The Vermont Drug Task Force has seen a significant increase in the number of heroin investigations conducted in 2016. Investigators conducted 360 heroin related investigations, an increase of approximately 32% for the same period in 2015 (242 cases).  In 2016, approximately 99 offenders throughout the state have been arrested for heroin/opiate related offenses.  These arrests are being prosecuted by both state and federal prosecutors.  Vermont is also seeing an increase in fentanyl laced heroin and pure fentanyl being sold as heroin.  Fentanyl is a dangerous drug that is 40-50 times stronger than heroin, poses a great threat to users and is responsible for multiple overdose deaths.

After conducting a total of 79 controlled purchases of illegal drugs, the Vermont Drug Task Force concluded its joint operation with the arrest of 26 defendants on 87 different charges; including Sale of Heroin, Sale of Crack Cocaine, and Aiding in the Commission of a Felony.  Six defendants were recently arrested on Sale of Heroin charges in conjunction with this investigation, and their names are included below.

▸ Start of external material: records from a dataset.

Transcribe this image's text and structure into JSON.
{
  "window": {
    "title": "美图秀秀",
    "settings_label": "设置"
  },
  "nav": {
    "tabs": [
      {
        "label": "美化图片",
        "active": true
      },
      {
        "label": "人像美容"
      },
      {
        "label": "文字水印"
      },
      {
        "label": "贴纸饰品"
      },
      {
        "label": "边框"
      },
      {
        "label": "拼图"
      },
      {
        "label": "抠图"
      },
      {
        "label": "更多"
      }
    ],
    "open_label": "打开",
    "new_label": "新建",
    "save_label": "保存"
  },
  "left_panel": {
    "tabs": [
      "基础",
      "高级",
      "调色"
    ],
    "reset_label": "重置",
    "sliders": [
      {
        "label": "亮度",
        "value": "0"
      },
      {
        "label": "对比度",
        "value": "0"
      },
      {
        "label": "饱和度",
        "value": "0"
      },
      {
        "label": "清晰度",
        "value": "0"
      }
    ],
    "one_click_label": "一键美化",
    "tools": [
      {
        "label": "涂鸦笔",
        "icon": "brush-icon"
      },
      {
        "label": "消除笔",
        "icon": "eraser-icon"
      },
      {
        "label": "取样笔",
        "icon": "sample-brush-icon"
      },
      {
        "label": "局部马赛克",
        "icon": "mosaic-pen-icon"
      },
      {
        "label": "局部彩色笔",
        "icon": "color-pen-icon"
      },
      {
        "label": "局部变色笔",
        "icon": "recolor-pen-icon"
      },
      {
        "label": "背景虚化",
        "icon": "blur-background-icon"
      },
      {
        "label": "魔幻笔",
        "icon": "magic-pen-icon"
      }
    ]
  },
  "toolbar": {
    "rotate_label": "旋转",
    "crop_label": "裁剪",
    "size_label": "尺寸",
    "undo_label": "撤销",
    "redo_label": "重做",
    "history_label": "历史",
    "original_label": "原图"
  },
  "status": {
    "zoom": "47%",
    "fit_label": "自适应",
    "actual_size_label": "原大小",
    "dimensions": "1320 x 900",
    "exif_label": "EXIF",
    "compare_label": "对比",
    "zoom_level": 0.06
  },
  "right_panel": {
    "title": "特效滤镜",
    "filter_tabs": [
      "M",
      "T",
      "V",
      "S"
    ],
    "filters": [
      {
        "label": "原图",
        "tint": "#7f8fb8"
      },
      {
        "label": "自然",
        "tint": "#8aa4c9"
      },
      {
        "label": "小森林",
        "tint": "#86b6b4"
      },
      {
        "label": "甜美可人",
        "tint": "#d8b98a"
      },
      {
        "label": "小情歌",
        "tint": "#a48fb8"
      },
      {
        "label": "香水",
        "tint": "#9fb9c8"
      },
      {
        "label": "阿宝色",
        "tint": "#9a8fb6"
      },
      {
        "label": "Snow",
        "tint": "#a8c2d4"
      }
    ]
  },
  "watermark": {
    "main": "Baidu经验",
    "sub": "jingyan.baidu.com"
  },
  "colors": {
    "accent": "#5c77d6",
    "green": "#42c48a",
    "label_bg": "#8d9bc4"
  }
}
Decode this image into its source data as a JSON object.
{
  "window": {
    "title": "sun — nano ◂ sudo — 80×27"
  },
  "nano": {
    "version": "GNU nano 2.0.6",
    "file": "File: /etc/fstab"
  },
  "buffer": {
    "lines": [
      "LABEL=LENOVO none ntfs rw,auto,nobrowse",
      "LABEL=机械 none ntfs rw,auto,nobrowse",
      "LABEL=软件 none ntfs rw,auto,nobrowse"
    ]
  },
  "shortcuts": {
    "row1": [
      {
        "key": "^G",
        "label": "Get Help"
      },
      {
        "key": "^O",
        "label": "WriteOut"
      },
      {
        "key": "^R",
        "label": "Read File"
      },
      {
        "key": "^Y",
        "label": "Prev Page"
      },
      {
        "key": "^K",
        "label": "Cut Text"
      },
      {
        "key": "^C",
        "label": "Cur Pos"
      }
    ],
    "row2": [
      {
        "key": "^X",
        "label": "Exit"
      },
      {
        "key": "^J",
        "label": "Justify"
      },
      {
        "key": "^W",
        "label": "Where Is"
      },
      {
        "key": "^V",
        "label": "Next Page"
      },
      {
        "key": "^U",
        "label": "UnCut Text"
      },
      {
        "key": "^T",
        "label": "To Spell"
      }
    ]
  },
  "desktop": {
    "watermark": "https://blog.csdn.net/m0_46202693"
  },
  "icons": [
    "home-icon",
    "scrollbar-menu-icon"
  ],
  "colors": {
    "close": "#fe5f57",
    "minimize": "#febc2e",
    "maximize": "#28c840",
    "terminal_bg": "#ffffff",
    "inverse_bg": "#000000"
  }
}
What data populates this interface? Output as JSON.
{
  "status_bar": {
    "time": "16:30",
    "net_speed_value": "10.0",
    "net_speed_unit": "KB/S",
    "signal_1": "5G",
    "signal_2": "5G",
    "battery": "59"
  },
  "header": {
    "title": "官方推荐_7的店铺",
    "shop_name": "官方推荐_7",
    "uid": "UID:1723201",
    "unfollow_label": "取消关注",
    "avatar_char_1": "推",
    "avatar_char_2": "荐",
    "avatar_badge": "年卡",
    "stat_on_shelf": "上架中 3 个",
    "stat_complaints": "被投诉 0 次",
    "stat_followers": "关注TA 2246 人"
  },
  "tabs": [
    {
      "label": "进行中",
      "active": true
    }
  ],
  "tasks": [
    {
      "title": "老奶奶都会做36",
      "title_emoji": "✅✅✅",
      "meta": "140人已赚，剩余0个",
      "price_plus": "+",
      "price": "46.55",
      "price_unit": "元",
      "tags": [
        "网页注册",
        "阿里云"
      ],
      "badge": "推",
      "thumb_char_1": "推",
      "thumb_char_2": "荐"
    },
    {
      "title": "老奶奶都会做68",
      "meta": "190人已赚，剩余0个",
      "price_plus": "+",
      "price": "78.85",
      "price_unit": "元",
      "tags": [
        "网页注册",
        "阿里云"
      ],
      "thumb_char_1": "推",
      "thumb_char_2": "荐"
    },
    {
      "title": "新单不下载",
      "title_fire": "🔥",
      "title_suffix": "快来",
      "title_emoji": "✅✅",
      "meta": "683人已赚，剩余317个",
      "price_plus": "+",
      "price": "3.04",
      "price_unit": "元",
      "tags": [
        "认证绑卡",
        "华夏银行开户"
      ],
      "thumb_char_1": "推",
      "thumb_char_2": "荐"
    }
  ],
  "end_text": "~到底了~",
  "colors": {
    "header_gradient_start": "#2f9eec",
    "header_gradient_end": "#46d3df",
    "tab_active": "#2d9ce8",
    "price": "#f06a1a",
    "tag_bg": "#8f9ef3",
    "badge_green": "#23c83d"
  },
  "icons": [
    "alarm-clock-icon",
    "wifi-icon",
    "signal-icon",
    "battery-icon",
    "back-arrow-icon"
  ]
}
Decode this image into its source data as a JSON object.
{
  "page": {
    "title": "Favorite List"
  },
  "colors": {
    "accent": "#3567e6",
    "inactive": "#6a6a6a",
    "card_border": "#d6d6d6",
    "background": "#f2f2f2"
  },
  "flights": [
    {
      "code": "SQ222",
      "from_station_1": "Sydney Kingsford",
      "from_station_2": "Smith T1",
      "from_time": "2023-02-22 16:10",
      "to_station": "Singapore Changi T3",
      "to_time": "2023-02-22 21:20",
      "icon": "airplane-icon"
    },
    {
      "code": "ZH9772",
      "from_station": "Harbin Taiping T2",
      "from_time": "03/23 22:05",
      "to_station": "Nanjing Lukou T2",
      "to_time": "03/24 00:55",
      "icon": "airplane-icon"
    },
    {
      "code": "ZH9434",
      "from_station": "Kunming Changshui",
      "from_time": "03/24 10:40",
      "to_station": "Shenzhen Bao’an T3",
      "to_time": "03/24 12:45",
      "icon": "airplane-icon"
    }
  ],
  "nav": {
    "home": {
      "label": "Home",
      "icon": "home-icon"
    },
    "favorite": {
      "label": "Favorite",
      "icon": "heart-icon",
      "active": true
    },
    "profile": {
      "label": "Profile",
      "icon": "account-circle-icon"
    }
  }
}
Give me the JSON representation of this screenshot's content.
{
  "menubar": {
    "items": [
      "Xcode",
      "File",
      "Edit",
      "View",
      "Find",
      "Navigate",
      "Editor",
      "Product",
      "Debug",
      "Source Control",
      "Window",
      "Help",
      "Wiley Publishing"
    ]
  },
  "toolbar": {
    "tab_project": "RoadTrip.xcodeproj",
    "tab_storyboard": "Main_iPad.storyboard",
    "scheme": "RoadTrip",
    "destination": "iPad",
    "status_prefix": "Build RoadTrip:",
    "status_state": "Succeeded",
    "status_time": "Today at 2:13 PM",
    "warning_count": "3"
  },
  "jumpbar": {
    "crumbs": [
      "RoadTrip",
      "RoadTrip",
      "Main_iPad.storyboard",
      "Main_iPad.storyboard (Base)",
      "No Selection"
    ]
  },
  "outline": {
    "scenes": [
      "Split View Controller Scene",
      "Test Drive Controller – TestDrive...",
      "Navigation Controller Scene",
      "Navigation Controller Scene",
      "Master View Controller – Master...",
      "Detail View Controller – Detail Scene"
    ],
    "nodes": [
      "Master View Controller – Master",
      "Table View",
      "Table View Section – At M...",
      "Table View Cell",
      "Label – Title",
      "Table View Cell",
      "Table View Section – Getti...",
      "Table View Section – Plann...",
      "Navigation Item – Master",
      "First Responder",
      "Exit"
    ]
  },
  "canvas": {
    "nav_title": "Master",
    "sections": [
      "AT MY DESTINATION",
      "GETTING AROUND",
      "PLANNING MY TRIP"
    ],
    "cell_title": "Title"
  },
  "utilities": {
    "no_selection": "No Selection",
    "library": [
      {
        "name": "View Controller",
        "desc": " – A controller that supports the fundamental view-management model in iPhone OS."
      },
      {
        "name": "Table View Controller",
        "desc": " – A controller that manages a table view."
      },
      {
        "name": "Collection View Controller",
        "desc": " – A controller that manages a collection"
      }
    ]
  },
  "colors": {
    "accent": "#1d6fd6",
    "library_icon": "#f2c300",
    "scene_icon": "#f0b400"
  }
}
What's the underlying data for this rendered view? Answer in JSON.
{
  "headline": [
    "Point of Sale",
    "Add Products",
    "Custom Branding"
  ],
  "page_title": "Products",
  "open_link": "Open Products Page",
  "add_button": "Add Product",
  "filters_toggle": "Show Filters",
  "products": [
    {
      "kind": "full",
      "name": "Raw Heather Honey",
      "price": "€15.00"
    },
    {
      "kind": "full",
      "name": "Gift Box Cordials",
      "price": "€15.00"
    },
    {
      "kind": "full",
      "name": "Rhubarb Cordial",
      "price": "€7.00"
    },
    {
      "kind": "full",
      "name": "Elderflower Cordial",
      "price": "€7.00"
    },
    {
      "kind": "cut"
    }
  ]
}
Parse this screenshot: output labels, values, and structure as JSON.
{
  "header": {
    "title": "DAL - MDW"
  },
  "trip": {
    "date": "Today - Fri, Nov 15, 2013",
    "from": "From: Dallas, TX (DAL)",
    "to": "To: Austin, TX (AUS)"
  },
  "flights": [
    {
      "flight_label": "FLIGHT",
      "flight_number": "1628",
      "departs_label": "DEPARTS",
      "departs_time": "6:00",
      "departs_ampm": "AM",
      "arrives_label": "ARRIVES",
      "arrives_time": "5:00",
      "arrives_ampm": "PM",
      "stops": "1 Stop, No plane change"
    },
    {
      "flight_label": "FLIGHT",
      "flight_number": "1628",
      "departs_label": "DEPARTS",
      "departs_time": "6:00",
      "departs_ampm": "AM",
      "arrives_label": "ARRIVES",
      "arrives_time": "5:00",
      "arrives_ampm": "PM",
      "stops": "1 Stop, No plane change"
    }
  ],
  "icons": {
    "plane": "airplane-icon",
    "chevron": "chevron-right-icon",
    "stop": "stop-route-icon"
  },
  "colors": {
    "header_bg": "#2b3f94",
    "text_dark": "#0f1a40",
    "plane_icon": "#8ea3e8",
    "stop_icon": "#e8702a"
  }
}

The Vermont State Police, Homeland Security Investigations (HSI), the Newport City Police Department, the Orleans County Sheriff’s Department, the Drug Enforcement Administration (DEA), the United States Marshals Service (USMS) and the Federal Bureau of Investigation (FBI) were instrumental in today’s operation.

Vermont Department of Public Safety Commissioner Thomas D. Anderson praised the collaboration of the these agencies for their hard work and painstaking investigation into this heroin/opioid distribution ring.  “This is an example of how cooperative law enforcement by federal, state, and local law enforcement can be a force multiplier in identifying, targeting, and arresting those who are selling this poison in our community,” said Commissioner Anderson.  “Our message to drug dealers is simple and clear:  Stop dealing, get into treatment or get arrested.”

Vermont State Police Director, Colonel Matthew T. Birmingham highlighted the very tedious and dangerous work that investigators undertook over the past several months. “The dedicated men and women of law enforcement should be very proud of the dangerous and often thankless work they do leading up to this operation today. They are the front lines in our collective efforts to stop the flow of dangerous drugs coming into Vermont.”

Homeland Security Investigations of Boston Special Agent in Charge Matthew Etre also spoke of the seriousness of this work.  “Opiate use and trafficking is a growing problem that affects every aspect of our communities,” said Etre. “HSI is committed to working with our federal, state and local law enforcement partners to stop those that sell this highly addictive and destructive drug. They must be brought to justice before more lives are lost to this epidemic.”

Investigations into additional opiate distribution operations are still ongoing and further arrests are expected in the future.

Maj. Glenn Hall of the Vermont State Police said the opiate epidemic “continues to be the single most challenging issue for law enforcement in Vermont.”